(GIVEN DATA):
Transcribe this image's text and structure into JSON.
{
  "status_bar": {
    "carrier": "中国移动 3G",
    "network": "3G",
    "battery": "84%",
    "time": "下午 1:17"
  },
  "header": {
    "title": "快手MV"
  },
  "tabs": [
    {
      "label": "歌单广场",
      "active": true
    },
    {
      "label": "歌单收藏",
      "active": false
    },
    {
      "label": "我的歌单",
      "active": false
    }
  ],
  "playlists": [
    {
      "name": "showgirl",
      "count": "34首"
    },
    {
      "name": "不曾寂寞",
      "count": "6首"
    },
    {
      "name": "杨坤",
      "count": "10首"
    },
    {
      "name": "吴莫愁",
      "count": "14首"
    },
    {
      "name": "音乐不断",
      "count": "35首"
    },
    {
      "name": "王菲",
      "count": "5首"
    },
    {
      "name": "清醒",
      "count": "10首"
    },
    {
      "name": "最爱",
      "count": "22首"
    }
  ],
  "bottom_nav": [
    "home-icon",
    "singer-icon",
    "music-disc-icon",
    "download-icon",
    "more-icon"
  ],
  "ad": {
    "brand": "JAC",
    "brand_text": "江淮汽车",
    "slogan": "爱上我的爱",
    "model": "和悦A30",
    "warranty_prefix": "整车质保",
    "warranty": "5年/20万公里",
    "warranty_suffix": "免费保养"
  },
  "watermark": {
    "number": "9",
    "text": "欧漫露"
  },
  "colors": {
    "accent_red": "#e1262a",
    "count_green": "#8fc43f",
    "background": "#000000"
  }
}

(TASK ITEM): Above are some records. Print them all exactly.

(OUTPUT):
Transcribe this image's text and structure into JSON.
{
  "status_bar": {
    "carrier": "中国移动 3G",
    "network": "3G",
    "battery": "84%",
    "time": "下午 1:17"
  },
  "header": {
    "title": "快手MV"
  },
  "tabs": [
    {
      "label": "歌单广场",
      "active": true
    },
    {
      "label": "歌单收藏",
      "active": false
    },
    {
      "label": "我的歌单",
      "active": false
    }
  ],
  "playlists": [
    {
      "name": "showgirl",
      "count": "34首"
    },
    {
      "name": "不曾寂寞",
      "count": "6首"
    },
    {
      "name": "杨坤",
      "count": "10首"
    },
    {
      "name": "吴莫愁",
      "count": "14首"
    },
    {
      "name": "音乐不断",
      "count": "35首"
    },
    {
      "name": "王菲",
      "count": "5首"
    },
    {
      "name": "清醒",
      "count": "10首"
    },
    {
      "name": "最爱",
      "count": "22首"
    }
  ],
  "bottom_nav": [
    "home-icon",
    "singer-icon",
    "music-disc-icon",
    "download-icon",
    "more-icon"
  ],
  "ad": {
    "brand": "JAC",
    "brand_text": "江淮汽车",
    "slogan": "爱上我的爱",
    "model": "和悦A30",
    "warranty_prefix": "整车质保",
    "warranty": "5年/20万公里",
    "warranty_suffix": "免费保养"
  },
  "watermark": {
    "number": "9",
    "text": "欧漫露"
  },
  "colors": {
    "accent_red": "#e1262a",
    "count_green": "#8fc43f",
    "background": "#000000"
  }
}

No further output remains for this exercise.